Most previous work on nonlinear wave-particle interactions between energetic electrons and VLF waves in the Earth\textquoterights magnetosphere has assumed parallel propagation, the underlying mechanism being nonlinear trapping of cyclotron resonant electrons in a parabolic magnetic field inhomogeneity. Here nonlinear wave-particle interaction in oblique whistlers in the Earth\textquoterights magnetosphere is investigated. The study is nonself-consistent and assumes an arbitrarily chosen wave field. We employ a \textquotedblleftcontinuous wave\textquotedblright wave field with constant frequency and amplitude, and a model for an individual VLF chorus element. We derive the equations of motion and trapping conditions in oblique whistlers. The resonant particle distribution function, resonant current, and nonlinear growth rate are computed as functions of position and time. For all resonances of order n, resonant electrons obey the trapping equation, and provided the wave amplitude is big enough for the prevailing obliquity, nonlinearity manifests itself by a \textquotedbllefthole\textquotedblright or \textquotedbllefthill\textquotedblright in distribution function, depending on the zero-order distribution function and on position. A key finding is that the n = 1 resonance is relatively unaffected by moderate obliquity up to 25\textdegree, but growth rates roll off rapidly at high obliquity.
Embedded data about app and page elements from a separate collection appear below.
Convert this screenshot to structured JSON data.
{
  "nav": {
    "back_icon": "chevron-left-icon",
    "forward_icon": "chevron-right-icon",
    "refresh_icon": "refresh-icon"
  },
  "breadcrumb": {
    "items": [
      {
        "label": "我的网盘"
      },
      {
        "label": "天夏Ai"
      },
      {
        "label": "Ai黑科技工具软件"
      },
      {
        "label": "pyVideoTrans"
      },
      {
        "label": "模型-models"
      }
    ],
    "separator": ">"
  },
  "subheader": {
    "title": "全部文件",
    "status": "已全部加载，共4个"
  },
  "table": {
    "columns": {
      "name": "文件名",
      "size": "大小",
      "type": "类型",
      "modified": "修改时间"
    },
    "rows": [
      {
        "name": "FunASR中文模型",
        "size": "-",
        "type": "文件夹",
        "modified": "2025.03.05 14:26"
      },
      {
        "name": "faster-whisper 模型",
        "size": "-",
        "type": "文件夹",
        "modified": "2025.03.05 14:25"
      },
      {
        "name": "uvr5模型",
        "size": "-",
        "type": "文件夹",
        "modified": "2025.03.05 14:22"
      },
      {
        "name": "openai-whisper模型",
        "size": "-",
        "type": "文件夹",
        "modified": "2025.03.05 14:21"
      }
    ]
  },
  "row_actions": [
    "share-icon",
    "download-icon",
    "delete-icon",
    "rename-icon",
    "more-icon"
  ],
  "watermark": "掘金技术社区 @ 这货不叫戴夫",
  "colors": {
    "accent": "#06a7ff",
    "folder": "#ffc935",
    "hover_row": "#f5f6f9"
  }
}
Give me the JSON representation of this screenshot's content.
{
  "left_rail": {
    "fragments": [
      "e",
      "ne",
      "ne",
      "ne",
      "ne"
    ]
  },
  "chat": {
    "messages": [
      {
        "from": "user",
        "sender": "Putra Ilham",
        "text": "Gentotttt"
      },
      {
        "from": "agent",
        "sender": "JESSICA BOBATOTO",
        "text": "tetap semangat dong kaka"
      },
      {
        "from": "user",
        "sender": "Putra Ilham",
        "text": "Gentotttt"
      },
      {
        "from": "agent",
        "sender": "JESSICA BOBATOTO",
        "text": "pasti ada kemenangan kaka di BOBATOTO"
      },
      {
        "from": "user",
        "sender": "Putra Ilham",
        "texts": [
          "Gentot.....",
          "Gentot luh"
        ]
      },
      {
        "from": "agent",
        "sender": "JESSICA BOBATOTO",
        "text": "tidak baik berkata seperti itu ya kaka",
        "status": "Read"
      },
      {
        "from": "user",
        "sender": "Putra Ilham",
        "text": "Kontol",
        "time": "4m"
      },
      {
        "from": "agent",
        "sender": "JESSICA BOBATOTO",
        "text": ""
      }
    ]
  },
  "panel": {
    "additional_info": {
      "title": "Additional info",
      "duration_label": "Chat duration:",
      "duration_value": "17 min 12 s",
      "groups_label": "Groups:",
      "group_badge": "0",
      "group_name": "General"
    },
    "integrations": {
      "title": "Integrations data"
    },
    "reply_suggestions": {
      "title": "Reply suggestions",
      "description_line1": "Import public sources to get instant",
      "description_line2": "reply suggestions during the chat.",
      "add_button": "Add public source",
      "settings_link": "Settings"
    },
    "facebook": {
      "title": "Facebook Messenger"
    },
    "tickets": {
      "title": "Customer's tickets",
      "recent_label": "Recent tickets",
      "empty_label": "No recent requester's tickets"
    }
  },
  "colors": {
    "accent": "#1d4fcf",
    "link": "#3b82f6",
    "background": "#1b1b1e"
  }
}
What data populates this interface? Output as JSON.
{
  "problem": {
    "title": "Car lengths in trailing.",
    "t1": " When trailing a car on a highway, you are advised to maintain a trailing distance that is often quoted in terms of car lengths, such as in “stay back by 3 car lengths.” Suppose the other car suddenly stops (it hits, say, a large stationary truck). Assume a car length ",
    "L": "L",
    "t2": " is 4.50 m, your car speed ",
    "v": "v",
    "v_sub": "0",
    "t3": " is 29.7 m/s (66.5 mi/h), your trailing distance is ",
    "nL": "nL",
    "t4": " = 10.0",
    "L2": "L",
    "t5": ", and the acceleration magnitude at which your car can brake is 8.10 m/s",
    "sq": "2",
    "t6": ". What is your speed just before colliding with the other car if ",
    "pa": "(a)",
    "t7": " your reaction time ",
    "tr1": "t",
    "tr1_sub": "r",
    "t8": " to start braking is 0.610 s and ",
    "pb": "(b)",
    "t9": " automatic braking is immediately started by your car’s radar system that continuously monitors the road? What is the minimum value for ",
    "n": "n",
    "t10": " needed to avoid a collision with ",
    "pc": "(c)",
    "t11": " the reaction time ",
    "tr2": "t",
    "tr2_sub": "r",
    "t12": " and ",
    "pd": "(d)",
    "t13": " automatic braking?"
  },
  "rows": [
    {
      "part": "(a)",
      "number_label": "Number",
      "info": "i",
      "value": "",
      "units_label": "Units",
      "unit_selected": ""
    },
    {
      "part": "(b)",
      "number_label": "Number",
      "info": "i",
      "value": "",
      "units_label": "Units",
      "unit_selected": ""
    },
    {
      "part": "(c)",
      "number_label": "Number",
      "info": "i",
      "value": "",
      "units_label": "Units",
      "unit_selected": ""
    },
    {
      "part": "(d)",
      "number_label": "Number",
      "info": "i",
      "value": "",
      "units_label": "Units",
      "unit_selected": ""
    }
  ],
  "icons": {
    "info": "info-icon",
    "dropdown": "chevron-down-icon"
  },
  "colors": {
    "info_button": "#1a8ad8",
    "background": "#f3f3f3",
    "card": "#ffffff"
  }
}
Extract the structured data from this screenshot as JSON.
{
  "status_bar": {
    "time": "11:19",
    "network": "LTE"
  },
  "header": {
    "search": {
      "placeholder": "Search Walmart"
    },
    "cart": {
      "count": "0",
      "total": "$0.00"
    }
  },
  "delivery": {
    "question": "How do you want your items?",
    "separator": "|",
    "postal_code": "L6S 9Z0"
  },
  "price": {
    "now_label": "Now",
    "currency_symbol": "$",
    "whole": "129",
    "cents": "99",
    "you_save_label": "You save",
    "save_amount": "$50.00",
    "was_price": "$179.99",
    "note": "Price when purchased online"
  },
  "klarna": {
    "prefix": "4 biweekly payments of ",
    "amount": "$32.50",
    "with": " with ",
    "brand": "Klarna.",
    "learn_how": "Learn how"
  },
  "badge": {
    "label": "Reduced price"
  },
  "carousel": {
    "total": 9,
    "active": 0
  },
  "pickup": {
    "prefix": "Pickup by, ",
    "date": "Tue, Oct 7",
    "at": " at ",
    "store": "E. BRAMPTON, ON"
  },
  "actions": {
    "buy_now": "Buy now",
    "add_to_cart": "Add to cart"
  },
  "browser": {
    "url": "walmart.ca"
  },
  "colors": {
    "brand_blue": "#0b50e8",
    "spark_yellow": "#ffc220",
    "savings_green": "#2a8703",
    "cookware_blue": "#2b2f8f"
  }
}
The n = 1 resonance saturates due to the adiabatic effect and here reaches a maximum growth at ~20 pT, 2000 km from the equator. Damping due to the n = 0 resonance is not subject to adiabatic effects and maximizes at some 8000 km from the equator at an obliquity ~55\textdegree.

Nunn, David; Omura, Yoshiharu;

Published by: Journal of Geophysical Research: Space Physics      Published on: 04/2015

YEAR: 2015     DOI: 10.1002/2014JA020898

Chorus; nonlinear process; oblique propagation; simulation; Wave-particle interaction; whistler